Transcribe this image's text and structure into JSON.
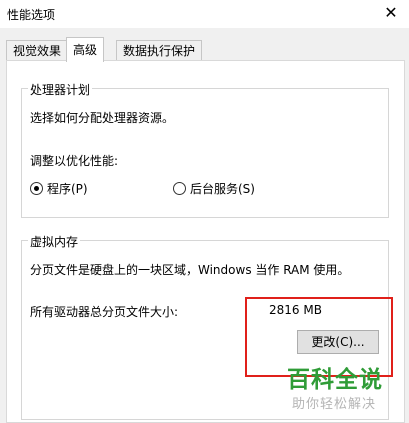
{
  "window": {
    "title": "性能选项",
    "close_glyph": "✕"
  },
  "tabs": [
    {
      "label": "视觉效果",
      "active": false
    },
    {
      "label": "高级",
      "active": true
    },
    {
      "label": "数据执行保护",
      "active": false
    }
  ],
  "processor_group": {
    "title": "处理器计划",
    "description": "选择如何分配处理器资源。",
    "optimize_label": "调整以优化性能:",
    "options": [
      {
        "label": "程序(P)",
        "selected": true
      },
      {
        "label": "后台服务(S)",
        "selected": false
      }
    ]
  },
  "virtual_memory_group": {
    "title": "虚拟内存",
    "description": "分页文件是硬盘上的一块区域，Windows 当作 RAM 使用。",
    "total_label": "所有驱动器总分页文件大小:",
    "total_value": "2816 MB",
    "change_button": "更改(C)..."
  },
  "watermark": {
    "logo_text": "百科全说",
    "sub_text": "助你轻松解决"
  },
  "colors": {
    "highlight": "#e0201a",
    "logo_green": "#2f9c37"
  }
}
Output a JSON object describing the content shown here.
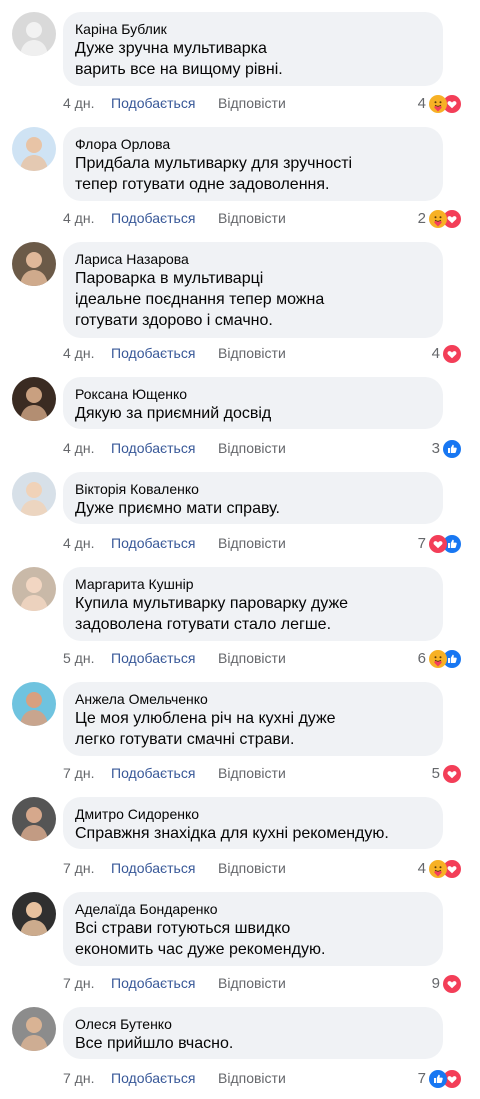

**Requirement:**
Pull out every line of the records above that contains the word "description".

**Result:**
    "description": "选择如何分配处理器资源。",
    "description": "分页文件是硬盘上的一块区域，Windows 当作 RAM 使用。",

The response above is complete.